WHAT YOU NEED TO DO: Using the data below, return every line that holds the word "value".

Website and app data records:
◇ ◇ ◇
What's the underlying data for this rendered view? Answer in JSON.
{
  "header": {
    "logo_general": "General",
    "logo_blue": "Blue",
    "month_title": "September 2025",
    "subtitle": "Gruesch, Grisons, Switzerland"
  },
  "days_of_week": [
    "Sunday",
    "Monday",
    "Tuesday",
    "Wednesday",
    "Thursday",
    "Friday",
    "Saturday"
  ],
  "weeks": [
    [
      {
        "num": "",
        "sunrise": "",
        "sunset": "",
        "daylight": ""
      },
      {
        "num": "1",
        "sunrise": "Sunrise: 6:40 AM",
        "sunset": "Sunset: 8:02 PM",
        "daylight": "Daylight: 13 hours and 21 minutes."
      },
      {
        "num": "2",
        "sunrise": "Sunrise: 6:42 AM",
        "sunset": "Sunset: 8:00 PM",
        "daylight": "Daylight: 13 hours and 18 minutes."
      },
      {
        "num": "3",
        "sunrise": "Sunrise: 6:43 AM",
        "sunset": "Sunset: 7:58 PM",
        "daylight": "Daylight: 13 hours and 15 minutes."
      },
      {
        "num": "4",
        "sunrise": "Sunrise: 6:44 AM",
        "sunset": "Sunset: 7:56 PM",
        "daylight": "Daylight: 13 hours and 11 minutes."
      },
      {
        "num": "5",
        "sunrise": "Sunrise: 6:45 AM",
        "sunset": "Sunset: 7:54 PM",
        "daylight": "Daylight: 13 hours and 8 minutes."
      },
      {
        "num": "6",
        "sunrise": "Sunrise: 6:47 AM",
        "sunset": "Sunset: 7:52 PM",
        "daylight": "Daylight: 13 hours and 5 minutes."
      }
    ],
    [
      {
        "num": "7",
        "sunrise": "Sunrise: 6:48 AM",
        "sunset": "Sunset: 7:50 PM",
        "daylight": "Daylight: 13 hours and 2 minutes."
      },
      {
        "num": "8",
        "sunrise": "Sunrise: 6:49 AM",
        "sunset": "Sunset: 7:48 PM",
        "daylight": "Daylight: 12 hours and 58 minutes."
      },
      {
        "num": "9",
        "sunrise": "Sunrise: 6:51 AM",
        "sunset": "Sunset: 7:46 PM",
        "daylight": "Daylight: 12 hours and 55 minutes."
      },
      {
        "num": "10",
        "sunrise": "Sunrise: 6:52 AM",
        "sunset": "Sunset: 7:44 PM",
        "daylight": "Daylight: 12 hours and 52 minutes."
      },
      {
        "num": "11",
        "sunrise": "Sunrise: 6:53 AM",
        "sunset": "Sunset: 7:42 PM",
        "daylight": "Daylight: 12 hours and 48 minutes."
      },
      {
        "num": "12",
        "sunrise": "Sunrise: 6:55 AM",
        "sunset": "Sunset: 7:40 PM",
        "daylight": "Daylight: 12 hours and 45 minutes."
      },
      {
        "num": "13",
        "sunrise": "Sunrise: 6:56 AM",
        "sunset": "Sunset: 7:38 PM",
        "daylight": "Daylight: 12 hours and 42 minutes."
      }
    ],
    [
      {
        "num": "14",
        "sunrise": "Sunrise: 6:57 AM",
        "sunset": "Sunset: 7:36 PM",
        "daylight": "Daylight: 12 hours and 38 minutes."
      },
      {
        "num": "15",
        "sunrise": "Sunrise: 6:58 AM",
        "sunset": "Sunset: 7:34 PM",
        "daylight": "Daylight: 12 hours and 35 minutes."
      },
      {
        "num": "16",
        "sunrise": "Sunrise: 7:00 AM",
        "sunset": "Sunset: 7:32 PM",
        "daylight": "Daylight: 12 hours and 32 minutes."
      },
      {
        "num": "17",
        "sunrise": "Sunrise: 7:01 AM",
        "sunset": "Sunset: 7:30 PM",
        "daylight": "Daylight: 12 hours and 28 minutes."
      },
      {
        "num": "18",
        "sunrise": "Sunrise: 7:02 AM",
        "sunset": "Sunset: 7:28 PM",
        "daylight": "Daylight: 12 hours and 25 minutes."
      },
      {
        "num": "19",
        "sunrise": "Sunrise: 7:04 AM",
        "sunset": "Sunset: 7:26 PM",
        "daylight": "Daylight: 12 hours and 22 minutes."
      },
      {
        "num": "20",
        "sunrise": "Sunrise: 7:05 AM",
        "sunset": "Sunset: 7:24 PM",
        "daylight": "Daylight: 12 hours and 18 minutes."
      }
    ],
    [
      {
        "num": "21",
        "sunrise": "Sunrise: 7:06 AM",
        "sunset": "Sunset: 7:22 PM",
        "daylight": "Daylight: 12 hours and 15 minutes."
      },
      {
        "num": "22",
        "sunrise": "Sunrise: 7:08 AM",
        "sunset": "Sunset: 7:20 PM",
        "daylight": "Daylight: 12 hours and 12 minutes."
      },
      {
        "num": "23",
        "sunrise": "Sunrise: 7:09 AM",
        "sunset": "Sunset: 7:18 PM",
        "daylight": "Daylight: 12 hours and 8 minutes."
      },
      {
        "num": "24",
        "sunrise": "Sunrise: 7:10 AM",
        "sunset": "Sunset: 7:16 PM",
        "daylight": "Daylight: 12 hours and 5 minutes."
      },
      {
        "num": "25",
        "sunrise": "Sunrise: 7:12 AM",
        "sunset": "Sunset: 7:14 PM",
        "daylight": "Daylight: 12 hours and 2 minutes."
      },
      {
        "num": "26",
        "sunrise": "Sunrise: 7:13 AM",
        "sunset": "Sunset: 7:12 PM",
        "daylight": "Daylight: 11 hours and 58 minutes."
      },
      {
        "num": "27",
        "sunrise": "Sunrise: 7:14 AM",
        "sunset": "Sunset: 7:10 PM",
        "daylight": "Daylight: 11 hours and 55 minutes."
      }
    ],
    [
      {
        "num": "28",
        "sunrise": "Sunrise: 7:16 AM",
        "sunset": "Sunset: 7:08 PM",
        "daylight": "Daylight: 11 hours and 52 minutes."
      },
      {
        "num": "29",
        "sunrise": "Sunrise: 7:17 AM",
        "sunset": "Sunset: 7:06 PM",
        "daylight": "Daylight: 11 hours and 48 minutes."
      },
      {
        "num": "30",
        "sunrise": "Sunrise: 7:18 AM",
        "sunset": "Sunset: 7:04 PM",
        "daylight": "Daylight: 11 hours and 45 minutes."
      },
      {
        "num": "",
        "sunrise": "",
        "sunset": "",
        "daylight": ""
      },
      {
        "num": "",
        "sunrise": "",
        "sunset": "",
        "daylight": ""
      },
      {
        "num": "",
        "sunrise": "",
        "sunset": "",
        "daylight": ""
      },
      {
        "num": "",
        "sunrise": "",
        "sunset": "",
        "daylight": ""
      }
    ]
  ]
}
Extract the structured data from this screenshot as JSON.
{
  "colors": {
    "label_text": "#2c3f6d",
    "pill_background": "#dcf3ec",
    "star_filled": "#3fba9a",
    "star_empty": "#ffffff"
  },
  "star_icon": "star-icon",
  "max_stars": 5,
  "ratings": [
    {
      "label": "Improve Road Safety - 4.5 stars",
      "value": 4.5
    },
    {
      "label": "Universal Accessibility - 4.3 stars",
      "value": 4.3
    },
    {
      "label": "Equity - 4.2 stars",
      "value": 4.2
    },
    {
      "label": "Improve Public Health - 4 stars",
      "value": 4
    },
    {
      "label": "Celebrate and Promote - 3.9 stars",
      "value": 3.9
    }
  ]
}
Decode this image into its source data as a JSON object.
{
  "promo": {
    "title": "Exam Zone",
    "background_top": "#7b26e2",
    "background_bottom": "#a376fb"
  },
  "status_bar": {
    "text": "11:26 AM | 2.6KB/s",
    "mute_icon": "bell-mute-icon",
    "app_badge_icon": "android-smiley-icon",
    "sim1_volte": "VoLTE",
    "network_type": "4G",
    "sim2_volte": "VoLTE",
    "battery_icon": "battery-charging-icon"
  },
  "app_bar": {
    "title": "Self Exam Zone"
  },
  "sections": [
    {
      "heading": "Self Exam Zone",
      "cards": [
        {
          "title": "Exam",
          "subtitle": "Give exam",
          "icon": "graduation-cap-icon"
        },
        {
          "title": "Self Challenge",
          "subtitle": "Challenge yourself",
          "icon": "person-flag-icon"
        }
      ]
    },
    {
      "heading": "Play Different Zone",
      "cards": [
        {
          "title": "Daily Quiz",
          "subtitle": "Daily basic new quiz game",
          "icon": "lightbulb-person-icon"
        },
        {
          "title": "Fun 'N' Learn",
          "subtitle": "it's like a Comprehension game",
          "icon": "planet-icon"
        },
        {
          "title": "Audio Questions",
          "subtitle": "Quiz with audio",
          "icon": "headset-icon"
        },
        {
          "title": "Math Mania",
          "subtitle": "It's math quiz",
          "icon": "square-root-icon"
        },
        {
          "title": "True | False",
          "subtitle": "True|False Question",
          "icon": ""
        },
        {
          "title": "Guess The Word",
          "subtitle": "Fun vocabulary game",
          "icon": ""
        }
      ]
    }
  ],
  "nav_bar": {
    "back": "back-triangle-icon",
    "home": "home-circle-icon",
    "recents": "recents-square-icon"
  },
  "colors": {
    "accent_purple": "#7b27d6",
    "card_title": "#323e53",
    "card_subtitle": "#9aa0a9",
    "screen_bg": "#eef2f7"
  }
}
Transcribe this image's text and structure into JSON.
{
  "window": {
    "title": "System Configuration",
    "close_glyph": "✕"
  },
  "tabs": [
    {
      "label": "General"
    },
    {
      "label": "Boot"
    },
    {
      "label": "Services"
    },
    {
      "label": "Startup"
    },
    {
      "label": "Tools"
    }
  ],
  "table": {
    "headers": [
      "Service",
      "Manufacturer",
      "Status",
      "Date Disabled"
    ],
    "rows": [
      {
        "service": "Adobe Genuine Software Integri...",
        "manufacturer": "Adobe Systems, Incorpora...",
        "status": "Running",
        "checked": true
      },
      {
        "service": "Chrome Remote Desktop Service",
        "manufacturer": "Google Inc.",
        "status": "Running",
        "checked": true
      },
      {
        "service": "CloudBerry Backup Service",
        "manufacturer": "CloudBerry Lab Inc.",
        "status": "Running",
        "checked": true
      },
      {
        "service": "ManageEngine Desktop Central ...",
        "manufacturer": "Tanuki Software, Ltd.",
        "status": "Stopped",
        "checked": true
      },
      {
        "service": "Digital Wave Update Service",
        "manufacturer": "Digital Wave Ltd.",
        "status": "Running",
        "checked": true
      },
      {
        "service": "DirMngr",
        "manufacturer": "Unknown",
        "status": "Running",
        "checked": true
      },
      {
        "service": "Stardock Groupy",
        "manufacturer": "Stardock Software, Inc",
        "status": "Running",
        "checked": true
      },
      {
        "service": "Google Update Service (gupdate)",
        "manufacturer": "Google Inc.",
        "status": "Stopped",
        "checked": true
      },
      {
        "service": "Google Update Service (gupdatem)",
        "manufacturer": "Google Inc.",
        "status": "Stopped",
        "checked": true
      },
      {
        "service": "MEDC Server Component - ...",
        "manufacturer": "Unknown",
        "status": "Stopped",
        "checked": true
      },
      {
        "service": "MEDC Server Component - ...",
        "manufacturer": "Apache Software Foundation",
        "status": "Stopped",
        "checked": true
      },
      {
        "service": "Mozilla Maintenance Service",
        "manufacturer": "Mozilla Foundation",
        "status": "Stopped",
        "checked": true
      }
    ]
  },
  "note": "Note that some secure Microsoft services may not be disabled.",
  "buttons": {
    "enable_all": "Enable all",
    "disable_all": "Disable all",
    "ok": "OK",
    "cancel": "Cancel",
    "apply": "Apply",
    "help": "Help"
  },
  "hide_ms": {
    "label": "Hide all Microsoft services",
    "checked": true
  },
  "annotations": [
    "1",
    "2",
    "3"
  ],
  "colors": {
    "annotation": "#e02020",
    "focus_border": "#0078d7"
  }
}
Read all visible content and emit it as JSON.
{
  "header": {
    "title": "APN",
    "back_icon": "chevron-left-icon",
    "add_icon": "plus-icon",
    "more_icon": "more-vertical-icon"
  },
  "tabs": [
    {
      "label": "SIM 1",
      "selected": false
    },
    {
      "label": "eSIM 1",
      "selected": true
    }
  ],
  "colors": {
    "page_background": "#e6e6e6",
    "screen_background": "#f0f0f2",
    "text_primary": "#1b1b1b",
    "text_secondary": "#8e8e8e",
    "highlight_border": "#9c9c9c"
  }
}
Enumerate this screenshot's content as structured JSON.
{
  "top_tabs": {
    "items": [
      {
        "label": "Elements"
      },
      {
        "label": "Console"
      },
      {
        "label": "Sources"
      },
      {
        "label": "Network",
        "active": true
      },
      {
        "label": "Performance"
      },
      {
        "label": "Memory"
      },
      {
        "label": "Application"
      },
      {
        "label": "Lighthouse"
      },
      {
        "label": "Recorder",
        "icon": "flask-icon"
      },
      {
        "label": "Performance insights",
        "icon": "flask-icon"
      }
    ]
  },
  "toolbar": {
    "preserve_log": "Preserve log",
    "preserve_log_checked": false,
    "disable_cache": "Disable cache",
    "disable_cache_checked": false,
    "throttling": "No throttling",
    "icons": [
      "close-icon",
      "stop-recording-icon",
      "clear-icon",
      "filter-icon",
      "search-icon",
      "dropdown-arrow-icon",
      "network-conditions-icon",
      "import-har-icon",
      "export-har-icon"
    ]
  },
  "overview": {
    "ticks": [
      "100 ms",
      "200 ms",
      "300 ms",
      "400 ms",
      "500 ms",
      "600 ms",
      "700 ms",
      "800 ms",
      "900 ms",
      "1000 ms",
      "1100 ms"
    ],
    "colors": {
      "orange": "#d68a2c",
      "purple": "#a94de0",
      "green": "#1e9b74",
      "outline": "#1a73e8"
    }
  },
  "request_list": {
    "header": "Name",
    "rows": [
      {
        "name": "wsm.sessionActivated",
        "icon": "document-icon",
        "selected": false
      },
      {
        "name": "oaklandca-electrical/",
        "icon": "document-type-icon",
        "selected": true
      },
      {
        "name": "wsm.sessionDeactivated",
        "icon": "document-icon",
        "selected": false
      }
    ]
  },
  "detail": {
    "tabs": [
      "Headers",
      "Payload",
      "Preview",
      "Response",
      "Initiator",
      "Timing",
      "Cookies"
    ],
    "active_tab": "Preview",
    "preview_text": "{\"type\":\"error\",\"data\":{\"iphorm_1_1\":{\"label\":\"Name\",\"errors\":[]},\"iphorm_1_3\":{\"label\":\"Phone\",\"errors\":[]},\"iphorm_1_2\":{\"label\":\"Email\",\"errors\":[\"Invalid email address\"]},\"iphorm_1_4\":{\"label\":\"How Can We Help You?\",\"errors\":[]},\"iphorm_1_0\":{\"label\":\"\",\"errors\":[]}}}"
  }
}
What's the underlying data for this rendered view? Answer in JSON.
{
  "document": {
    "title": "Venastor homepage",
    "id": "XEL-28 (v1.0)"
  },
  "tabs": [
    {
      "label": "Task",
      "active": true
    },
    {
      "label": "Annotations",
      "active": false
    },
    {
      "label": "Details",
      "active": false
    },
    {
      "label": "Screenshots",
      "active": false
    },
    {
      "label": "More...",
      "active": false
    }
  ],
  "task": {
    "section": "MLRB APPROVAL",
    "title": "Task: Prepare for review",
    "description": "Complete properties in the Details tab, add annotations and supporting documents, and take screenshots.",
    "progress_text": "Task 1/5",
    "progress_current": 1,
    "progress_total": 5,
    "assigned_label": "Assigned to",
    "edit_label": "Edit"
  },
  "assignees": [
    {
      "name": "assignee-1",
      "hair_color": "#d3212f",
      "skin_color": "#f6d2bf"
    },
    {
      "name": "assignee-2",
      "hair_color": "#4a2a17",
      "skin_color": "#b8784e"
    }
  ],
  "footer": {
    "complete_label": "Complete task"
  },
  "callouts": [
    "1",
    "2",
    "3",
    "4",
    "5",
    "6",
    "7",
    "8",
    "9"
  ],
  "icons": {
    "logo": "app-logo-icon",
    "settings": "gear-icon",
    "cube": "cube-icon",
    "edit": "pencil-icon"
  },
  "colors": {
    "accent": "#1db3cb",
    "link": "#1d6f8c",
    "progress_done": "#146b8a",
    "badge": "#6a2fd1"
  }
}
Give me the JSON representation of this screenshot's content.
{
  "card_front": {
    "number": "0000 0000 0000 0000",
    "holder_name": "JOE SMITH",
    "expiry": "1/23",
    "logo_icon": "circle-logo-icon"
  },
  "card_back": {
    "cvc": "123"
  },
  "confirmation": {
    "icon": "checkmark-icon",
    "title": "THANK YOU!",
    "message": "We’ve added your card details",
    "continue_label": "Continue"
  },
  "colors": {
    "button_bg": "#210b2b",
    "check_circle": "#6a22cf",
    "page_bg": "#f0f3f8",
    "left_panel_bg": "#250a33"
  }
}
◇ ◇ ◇
SOLUTION FOR THIS EXERCISE:
      "value": 4.5
      "value": 4.3
      "value": 4.2
      "value": 4
      "value": 3.9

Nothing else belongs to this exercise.